Your assignment: Every line below that holds the string "Auto" must be copied.

Source data:

━━━

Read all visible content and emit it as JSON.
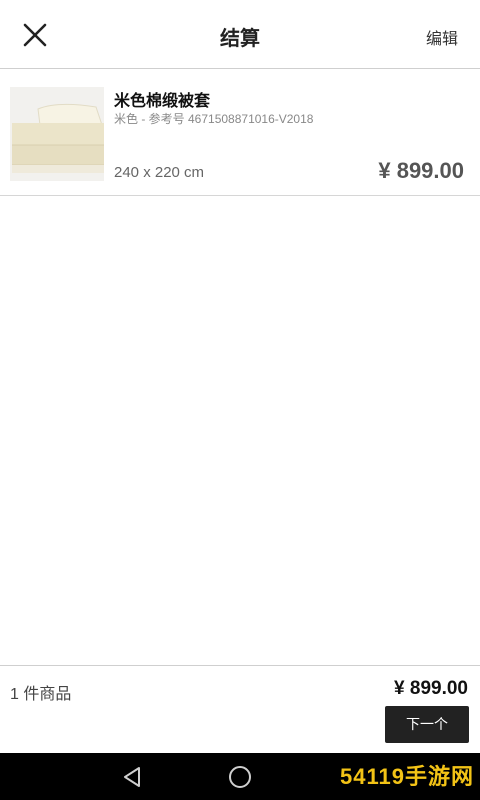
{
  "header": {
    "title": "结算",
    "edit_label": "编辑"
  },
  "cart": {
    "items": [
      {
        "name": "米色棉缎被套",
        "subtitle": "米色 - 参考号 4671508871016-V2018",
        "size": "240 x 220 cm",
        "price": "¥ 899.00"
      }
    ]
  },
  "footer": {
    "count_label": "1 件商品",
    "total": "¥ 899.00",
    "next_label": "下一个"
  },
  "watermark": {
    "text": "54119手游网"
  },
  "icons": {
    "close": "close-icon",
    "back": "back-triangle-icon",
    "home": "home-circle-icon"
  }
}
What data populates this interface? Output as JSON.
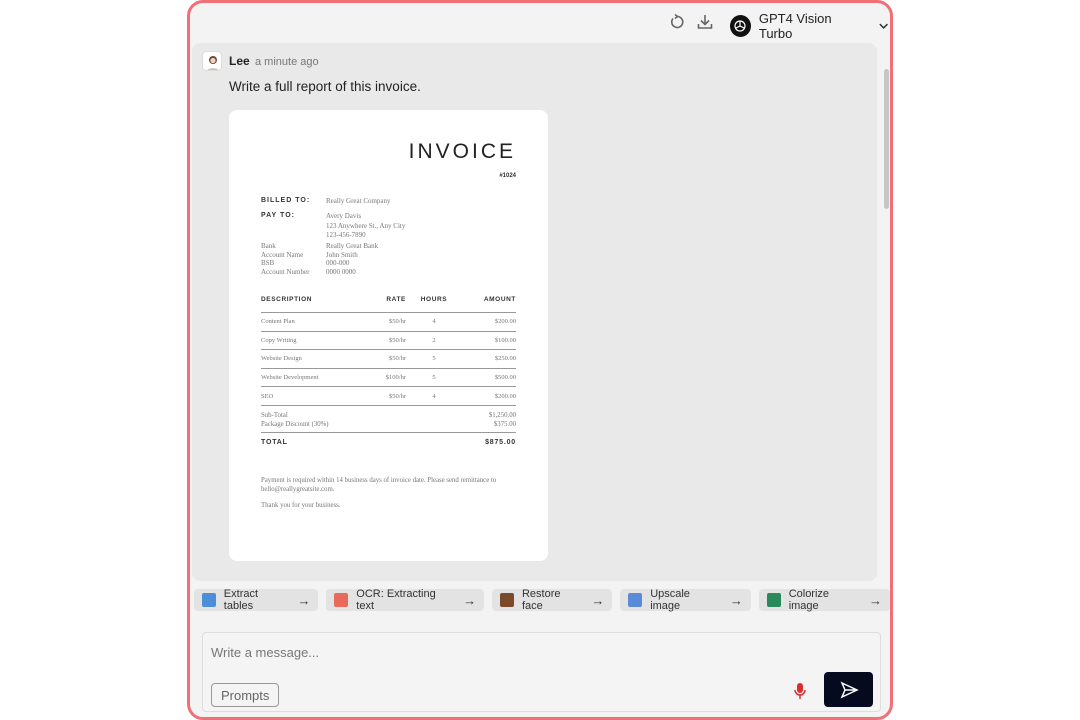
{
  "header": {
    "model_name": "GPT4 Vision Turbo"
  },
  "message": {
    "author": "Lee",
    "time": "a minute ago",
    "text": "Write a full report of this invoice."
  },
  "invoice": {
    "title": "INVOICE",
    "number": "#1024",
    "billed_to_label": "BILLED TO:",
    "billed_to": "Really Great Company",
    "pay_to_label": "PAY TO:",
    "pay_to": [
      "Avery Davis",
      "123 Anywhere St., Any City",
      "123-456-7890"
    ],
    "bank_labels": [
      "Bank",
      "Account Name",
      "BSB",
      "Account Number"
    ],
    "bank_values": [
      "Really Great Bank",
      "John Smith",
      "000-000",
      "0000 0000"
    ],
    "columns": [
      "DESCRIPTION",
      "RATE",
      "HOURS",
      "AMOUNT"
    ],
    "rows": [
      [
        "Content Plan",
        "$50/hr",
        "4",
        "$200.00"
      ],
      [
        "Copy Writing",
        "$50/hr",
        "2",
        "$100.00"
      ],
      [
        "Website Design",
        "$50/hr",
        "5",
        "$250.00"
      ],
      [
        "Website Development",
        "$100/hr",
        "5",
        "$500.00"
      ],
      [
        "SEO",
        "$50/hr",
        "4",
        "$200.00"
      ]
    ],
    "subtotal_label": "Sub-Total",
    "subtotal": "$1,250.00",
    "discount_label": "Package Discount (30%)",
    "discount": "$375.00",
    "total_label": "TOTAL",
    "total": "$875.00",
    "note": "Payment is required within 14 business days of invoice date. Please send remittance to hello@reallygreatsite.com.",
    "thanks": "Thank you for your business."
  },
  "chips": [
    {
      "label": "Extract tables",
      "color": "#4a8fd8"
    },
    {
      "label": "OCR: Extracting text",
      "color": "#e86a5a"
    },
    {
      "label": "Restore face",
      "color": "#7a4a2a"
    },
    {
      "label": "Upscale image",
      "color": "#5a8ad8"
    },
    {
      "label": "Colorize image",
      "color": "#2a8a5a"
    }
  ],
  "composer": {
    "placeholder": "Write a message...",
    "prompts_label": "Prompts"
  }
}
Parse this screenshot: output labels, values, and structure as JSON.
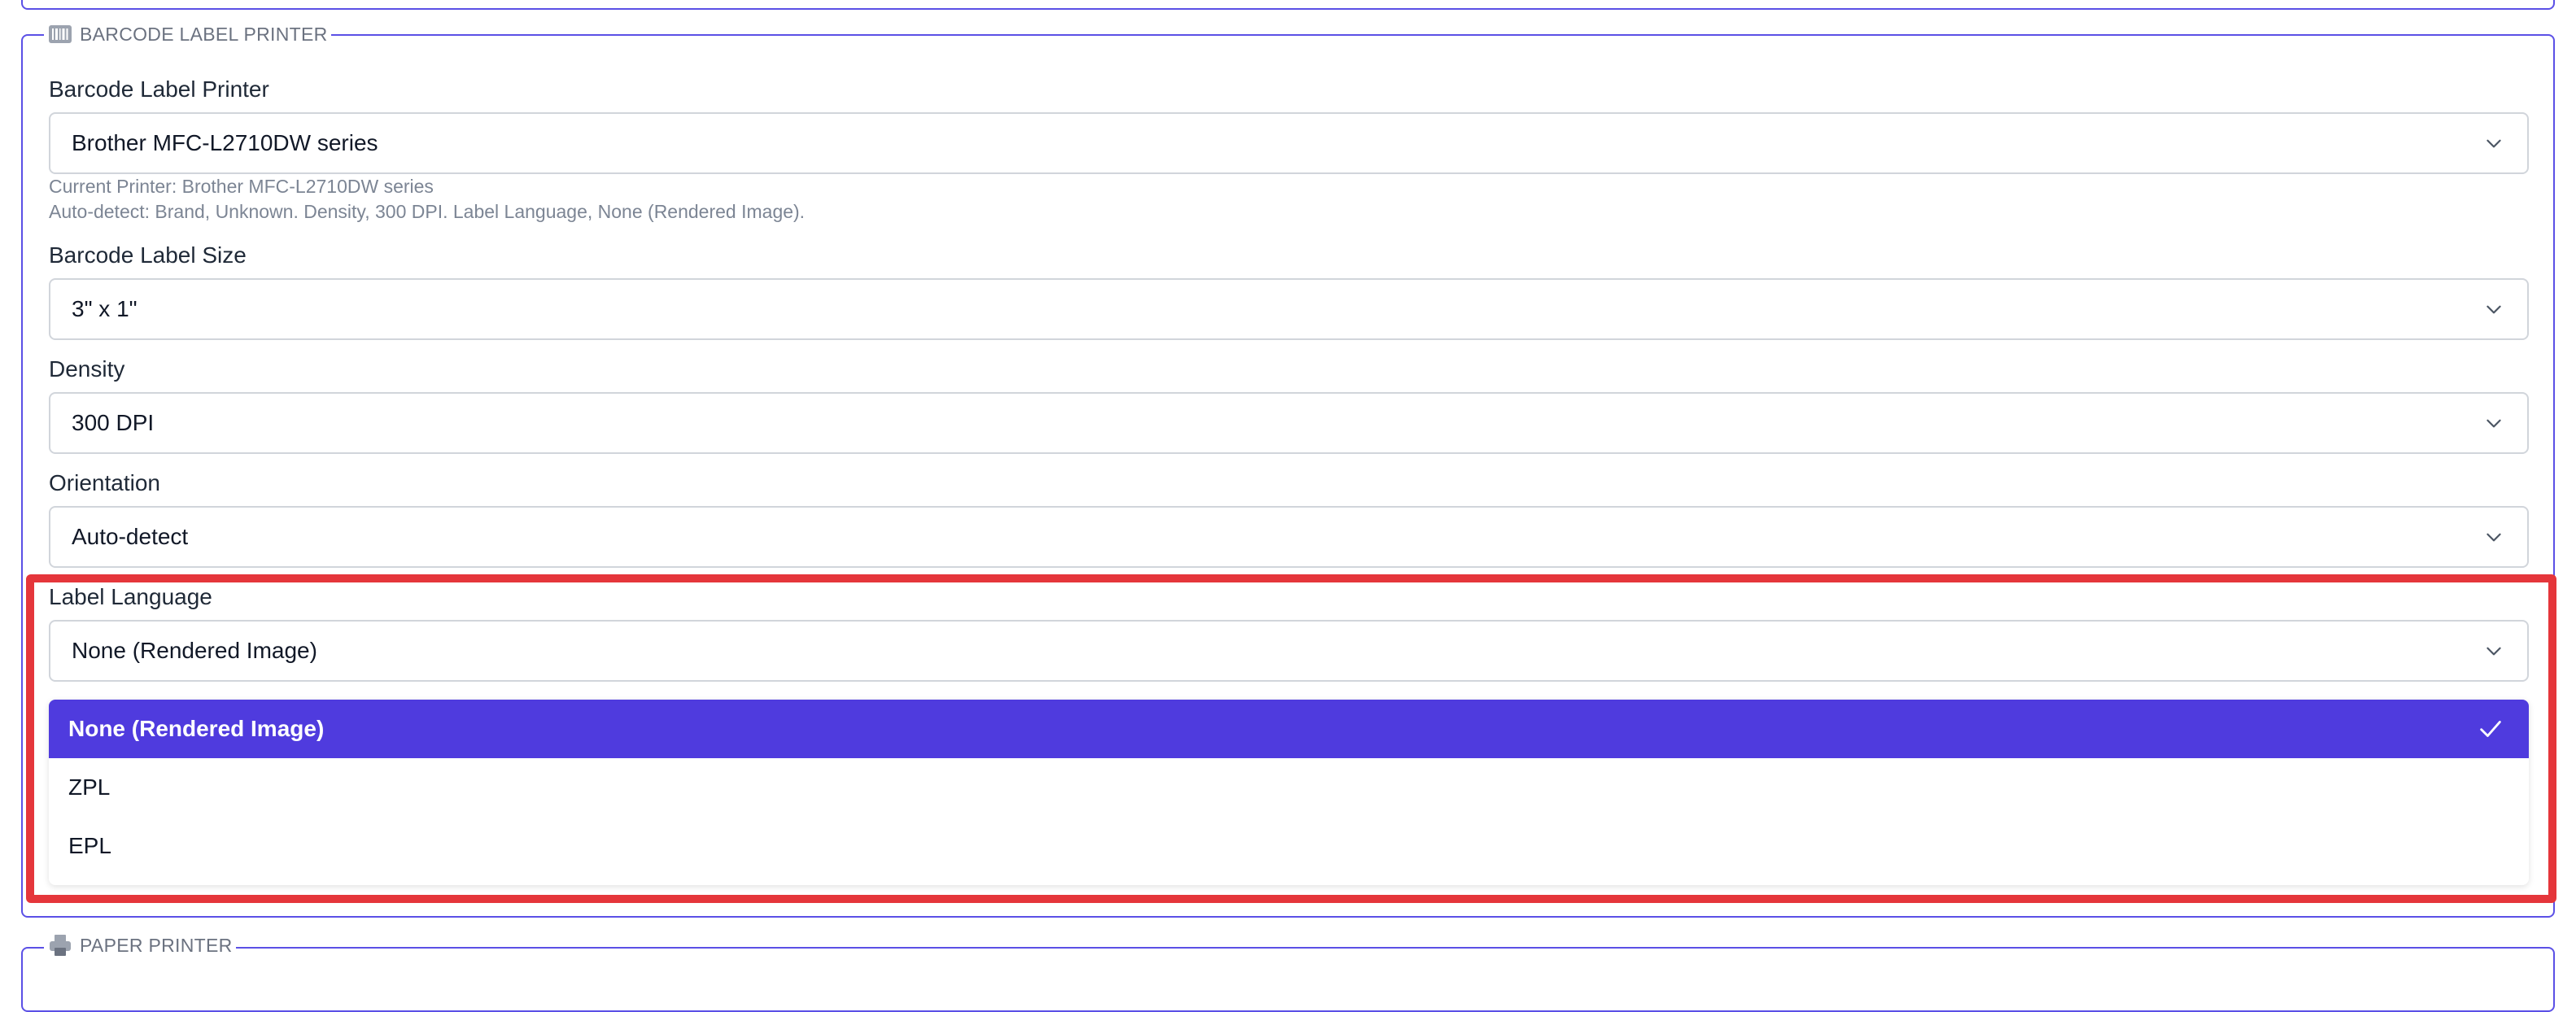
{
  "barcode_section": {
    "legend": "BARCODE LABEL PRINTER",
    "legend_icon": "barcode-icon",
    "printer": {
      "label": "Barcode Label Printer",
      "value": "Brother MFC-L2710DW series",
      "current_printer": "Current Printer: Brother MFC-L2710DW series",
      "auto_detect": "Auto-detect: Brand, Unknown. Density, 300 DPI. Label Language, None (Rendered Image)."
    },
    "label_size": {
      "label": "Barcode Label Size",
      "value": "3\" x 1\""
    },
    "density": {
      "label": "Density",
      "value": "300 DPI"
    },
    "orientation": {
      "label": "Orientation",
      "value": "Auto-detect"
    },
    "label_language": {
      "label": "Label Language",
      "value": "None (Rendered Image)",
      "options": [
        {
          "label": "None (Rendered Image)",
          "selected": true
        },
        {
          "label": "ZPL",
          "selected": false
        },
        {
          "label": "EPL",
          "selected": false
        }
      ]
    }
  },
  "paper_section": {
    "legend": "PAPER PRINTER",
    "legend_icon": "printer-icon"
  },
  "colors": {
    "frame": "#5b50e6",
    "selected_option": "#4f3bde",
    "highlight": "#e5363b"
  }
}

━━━

Output of the exercise:
      "auto_detect": "Auto-detect: Brand, Unknown. Density, 300 DPI. Label Language, None (Rendered Image)."
      "value": "Auto-detect"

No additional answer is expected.